Dataset items
┌──
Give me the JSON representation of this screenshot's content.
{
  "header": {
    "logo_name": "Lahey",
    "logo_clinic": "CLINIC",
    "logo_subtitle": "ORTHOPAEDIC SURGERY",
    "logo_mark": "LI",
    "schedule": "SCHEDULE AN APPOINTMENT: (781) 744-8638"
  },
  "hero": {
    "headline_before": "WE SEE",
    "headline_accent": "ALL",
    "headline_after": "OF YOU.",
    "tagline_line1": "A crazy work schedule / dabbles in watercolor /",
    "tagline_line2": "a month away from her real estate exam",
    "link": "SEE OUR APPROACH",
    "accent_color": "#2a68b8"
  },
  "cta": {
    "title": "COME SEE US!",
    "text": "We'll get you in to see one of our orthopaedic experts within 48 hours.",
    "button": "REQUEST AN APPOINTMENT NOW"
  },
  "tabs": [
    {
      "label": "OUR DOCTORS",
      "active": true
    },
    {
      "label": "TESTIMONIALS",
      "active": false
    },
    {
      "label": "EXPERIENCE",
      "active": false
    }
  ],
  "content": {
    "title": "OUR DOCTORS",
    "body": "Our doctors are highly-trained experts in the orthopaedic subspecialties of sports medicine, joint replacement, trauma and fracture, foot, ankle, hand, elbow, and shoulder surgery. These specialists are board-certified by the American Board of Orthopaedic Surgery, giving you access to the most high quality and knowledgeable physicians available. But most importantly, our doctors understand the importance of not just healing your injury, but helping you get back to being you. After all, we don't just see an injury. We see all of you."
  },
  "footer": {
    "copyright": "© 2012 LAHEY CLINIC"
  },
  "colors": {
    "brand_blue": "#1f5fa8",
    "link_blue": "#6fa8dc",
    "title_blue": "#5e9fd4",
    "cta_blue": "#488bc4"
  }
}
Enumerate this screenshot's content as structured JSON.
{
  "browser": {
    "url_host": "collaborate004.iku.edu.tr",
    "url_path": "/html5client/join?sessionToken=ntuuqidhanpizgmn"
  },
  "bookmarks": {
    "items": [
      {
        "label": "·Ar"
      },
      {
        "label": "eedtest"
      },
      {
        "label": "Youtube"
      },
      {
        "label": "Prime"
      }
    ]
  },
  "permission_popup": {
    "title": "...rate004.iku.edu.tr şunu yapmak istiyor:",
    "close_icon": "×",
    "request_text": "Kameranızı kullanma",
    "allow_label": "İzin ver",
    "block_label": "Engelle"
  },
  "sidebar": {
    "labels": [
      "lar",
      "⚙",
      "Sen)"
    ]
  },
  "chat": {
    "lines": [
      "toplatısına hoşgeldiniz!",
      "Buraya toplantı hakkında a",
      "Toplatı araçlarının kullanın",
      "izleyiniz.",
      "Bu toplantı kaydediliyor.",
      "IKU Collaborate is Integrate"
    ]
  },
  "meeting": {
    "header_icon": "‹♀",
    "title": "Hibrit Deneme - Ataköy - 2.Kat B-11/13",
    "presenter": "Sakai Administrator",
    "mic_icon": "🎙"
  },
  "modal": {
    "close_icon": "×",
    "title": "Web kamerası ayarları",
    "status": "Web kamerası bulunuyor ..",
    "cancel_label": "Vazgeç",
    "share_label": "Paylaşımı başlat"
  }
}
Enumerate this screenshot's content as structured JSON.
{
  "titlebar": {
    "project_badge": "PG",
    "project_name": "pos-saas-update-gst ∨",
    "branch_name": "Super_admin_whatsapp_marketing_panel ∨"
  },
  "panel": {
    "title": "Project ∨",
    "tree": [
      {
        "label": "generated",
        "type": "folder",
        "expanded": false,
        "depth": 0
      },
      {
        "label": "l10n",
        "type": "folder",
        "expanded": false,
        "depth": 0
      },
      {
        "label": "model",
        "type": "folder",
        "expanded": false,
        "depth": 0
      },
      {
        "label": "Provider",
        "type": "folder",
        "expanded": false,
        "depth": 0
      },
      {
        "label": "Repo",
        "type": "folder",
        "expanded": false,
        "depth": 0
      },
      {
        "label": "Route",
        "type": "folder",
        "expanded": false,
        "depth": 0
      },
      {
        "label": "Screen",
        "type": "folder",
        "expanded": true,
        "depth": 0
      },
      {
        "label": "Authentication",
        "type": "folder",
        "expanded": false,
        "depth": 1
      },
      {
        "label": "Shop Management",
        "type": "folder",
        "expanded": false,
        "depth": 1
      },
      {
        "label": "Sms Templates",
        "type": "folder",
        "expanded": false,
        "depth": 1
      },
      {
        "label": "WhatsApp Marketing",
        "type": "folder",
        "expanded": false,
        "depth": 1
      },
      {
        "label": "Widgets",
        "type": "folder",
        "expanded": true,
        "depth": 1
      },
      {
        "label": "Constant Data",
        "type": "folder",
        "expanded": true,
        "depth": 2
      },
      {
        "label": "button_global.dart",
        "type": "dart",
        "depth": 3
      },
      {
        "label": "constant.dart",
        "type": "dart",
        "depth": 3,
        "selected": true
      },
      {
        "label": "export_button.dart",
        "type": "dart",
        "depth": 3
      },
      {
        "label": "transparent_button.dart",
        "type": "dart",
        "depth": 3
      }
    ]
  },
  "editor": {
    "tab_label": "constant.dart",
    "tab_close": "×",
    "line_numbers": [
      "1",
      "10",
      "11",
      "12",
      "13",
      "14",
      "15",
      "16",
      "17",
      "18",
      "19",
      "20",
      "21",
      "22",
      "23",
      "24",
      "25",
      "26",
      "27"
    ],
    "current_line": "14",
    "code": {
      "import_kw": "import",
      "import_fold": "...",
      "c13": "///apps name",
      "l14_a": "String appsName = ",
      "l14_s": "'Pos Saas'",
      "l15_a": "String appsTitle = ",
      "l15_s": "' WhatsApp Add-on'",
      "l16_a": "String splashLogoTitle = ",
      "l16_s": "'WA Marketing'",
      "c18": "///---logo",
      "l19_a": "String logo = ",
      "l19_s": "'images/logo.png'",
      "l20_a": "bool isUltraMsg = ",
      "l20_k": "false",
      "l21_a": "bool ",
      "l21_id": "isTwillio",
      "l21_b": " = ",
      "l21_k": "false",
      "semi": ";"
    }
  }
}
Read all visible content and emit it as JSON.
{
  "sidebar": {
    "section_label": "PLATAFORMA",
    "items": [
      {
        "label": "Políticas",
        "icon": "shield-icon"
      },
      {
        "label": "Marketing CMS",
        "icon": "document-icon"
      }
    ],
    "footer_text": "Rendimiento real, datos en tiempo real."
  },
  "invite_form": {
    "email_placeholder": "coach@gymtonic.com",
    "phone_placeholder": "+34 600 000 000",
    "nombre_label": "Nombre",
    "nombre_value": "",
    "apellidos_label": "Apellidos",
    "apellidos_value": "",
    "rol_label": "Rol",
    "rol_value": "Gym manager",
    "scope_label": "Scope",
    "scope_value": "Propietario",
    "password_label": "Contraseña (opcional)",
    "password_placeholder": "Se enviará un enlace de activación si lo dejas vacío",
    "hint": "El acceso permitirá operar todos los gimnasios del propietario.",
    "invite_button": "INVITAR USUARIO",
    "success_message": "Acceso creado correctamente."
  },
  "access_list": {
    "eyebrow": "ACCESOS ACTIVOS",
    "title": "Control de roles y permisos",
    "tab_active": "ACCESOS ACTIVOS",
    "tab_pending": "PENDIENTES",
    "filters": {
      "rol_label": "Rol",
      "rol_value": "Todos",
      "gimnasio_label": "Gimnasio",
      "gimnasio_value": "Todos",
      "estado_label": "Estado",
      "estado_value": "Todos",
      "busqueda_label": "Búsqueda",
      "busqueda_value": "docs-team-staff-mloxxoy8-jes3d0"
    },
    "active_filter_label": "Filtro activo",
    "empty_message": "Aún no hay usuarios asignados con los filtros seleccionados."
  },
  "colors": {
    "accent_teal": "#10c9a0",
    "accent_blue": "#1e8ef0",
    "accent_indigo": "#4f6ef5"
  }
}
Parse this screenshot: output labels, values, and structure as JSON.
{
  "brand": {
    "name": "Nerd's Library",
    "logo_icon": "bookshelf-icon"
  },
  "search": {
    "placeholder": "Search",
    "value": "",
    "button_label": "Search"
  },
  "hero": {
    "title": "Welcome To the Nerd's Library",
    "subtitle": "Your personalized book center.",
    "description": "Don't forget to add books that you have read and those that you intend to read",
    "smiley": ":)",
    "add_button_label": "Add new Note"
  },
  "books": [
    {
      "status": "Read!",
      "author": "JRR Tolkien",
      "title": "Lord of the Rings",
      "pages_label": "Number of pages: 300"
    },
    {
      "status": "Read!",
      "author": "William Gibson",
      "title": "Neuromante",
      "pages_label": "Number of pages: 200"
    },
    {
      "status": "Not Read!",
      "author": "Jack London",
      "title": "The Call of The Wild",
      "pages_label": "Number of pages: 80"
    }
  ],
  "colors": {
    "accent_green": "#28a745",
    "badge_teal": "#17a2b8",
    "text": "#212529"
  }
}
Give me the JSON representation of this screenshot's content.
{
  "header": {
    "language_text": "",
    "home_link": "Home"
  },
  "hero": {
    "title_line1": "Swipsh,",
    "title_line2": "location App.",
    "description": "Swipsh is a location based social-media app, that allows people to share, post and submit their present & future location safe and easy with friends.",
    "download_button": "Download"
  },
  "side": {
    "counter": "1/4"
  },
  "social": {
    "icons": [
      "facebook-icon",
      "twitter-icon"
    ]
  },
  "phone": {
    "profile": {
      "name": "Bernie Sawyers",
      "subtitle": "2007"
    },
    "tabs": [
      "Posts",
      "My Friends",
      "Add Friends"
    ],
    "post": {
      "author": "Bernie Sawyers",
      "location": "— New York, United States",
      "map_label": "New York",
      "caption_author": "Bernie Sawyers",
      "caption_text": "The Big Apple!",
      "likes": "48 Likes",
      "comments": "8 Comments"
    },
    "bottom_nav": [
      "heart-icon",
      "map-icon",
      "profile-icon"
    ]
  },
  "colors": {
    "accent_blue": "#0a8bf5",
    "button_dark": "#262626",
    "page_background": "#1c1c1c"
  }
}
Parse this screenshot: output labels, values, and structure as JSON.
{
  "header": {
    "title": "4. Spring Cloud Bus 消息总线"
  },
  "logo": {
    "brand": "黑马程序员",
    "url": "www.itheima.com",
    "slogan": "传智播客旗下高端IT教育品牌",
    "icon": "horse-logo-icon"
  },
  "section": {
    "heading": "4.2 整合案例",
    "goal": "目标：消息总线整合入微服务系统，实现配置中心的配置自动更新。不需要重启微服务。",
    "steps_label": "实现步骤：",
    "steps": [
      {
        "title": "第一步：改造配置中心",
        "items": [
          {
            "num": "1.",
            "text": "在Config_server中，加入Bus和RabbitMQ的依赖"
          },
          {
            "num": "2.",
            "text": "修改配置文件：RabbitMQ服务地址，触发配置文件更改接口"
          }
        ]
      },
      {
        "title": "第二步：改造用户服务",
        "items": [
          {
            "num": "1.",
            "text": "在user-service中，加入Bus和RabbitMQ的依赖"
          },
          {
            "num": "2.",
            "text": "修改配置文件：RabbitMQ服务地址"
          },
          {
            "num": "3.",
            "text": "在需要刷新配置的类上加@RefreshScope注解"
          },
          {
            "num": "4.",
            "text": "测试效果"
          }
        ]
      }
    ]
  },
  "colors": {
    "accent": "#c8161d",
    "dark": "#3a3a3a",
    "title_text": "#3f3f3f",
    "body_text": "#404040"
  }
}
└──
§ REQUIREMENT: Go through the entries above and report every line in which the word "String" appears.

§ WRITTEN ANSWER:
      "l14_a": "String appsName = ",
      "l15_a": "String appsTitle = ",
      "l16_a": "String splashLogoTitle = ",
      "l19_a": "String logo = ",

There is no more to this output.